# GOAL OF THE EXERCISE
State the number of lines in the records that contain "JSON", with no other words.

Dataset excerpts:

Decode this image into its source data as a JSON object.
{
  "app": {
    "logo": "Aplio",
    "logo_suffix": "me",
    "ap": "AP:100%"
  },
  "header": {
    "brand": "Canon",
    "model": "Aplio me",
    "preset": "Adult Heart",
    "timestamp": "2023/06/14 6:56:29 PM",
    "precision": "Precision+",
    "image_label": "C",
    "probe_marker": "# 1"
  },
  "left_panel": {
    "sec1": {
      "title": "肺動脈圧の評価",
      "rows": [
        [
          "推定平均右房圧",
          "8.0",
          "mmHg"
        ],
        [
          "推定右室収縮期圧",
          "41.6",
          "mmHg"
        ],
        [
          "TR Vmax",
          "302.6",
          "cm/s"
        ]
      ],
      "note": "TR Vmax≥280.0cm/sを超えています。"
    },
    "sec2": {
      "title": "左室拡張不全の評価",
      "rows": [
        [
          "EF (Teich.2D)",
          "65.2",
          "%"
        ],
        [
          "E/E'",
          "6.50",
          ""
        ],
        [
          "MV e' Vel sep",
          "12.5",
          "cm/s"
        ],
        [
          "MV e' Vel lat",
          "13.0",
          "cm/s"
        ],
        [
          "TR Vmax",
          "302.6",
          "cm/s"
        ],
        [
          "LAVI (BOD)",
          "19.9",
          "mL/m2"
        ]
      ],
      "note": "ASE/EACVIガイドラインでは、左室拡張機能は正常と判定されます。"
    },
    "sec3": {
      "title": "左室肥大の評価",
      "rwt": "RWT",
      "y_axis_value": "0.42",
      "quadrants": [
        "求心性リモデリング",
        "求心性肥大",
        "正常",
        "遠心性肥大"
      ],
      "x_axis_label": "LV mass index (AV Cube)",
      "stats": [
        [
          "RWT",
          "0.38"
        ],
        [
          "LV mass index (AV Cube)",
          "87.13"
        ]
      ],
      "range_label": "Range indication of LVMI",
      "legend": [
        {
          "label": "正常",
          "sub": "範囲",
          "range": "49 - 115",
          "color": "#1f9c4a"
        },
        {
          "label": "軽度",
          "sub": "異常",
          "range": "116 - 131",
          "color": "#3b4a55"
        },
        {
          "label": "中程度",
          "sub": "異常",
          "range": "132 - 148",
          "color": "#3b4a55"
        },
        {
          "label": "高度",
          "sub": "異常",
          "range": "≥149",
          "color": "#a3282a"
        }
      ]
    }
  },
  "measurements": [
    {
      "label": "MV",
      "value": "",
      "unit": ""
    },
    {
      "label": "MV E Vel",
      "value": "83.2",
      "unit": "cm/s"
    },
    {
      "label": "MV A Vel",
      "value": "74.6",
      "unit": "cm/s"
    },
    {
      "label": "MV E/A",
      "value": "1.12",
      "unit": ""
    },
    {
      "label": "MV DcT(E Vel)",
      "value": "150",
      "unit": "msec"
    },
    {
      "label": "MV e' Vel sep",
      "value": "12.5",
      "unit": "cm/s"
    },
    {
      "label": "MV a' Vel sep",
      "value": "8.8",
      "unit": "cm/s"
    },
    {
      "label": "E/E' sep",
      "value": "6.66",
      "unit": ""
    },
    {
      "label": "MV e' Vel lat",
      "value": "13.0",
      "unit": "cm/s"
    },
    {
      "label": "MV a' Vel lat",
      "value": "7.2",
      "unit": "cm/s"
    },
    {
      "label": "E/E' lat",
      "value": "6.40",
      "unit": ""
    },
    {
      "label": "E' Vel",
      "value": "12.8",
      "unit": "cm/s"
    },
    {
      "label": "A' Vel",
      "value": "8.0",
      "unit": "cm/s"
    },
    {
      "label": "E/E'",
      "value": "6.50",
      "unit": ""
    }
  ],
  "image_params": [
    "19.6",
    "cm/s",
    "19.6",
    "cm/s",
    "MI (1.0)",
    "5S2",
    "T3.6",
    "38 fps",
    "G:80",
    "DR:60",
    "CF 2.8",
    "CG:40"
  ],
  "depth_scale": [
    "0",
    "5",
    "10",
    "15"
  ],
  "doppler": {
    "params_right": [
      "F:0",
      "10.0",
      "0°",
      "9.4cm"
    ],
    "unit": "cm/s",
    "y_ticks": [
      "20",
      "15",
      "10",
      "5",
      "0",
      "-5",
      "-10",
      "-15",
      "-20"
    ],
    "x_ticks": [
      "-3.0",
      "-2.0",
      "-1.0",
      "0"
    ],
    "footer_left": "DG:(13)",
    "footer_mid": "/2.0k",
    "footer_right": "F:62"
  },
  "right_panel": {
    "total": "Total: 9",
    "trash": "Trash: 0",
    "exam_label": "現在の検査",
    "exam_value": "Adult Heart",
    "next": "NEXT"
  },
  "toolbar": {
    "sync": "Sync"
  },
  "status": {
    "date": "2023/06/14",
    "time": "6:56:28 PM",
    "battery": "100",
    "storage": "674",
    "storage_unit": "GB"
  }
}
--
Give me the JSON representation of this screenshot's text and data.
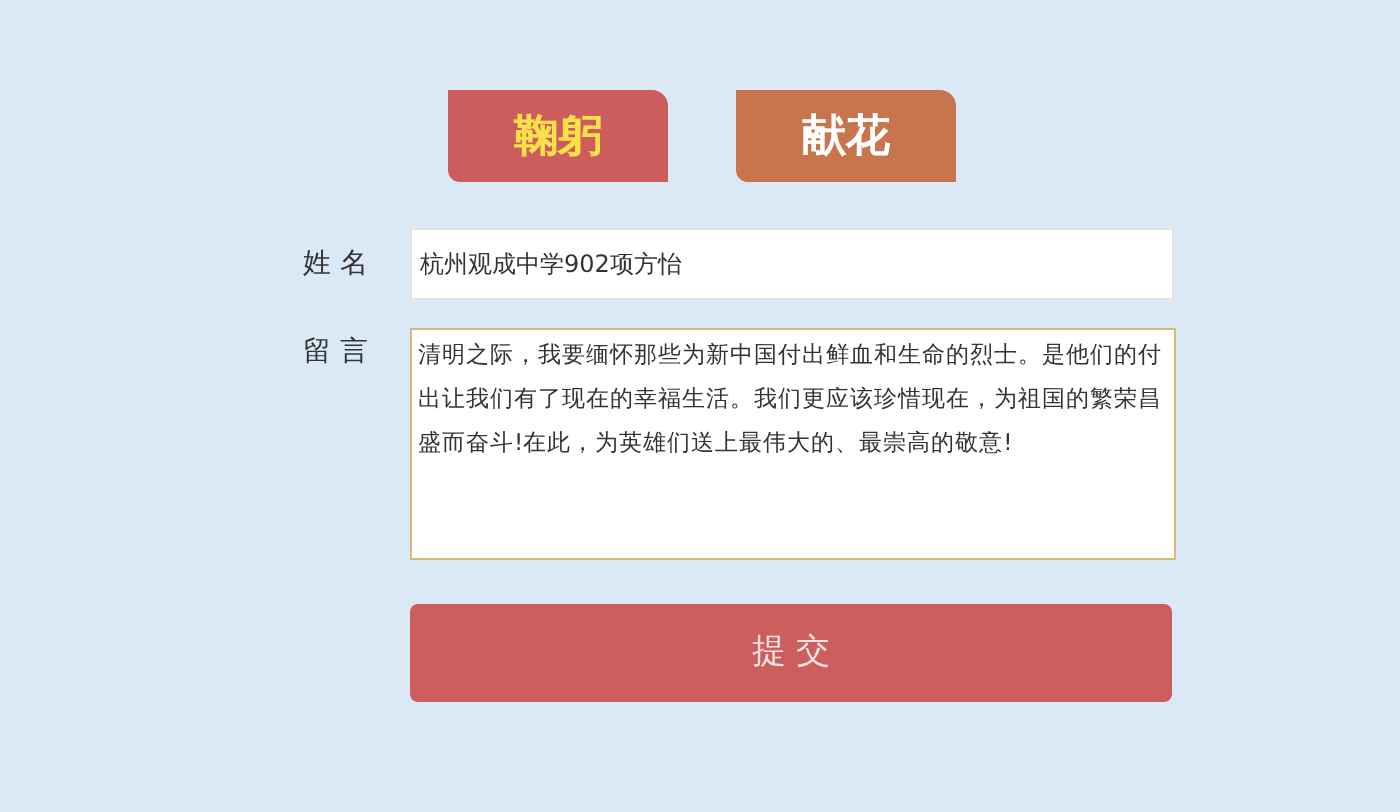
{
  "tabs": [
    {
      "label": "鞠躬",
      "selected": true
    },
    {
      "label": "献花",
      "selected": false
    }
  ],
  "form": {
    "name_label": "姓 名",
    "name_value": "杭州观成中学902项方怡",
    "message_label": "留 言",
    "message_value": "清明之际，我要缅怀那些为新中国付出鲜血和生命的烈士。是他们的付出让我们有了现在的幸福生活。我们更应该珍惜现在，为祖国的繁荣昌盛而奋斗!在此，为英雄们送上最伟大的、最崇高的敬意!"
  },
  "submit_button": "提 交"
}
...
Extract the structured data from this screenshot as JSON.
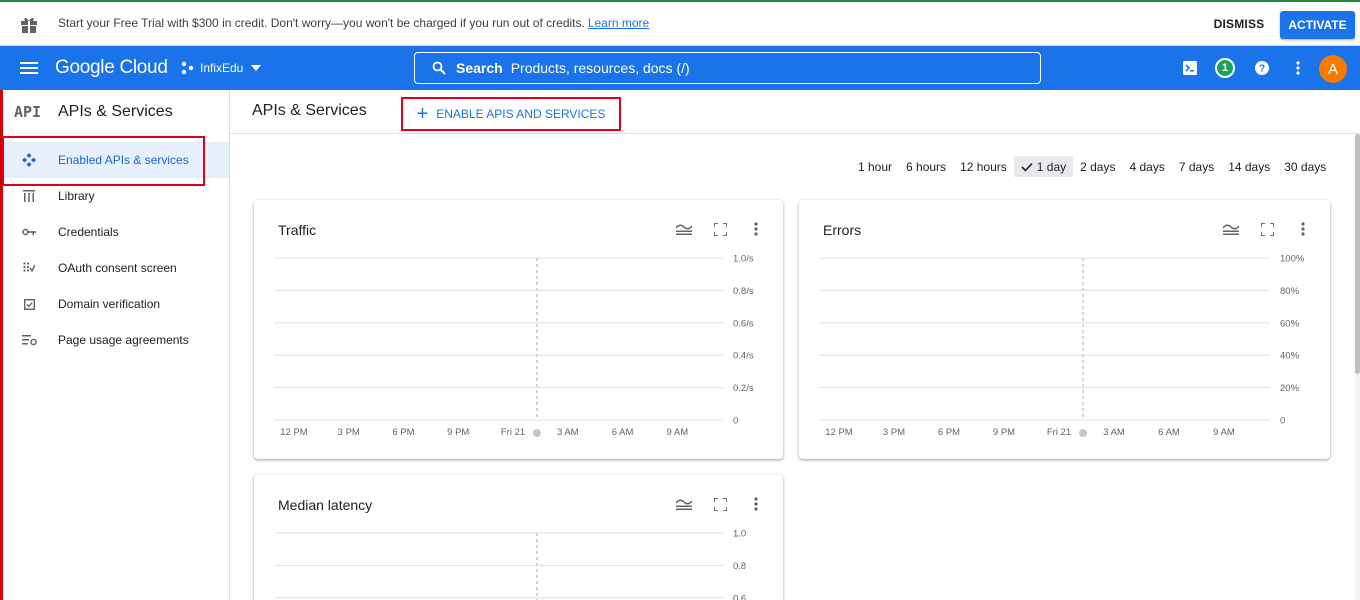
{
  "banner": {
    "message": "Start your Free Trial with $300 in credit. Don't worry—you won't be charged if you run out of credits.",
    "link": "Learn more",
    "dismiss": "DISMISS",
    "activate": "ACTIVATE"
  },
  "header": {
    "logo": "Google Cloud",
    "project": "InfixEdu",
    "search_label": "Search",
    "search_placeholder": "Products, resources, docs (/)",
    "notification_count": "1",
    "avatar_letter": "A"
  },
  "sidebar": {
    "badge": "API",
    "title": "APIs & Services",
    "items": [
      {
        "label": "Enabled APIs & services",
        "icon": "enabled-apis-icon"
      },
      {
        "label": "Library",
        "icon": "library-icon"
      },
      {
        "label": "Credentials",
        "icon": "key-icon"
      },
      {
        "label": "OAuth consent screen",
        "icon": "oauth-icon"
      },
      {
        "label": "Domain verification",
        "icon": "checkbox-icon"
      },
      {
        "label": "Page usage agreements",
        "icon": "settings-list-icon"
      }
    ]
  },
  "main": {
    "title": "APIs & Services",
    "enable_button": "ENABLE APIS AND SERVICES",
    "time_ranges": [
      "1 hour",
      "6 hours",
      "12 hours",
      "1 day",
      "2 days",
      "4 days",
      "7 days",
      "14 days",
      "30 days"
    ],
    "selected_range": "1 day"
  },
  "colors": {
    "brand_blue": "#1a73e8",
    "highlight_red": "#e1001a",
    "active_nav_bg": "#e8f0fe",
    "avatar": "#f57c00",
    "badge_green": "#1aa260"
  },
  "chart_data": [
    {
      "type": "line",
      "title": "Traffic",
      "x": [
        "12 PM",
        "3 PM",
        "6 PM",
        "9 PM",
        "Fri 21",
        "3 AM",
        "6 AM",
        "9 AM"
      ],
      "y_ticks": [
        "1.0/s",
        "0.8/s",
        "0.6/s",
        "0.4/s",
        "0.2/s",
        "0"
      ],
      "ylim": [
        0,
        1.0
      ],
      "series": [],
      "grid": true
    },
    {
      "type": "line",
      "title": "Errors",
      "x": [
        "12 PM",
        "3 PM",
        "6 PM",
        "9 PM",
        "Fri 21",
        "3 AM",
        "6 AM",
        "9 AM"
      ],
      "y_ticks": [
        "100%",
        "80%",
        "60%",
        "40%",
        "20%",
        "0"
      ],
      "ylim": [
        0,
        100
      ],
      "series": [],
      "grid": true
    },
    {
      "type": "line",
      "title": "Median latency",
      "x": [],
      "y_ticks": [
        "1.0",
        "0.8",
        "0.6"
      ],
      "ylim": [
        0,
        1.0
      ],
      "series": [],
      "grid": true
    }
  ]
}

# SOLUTION FOR THIS TASK
3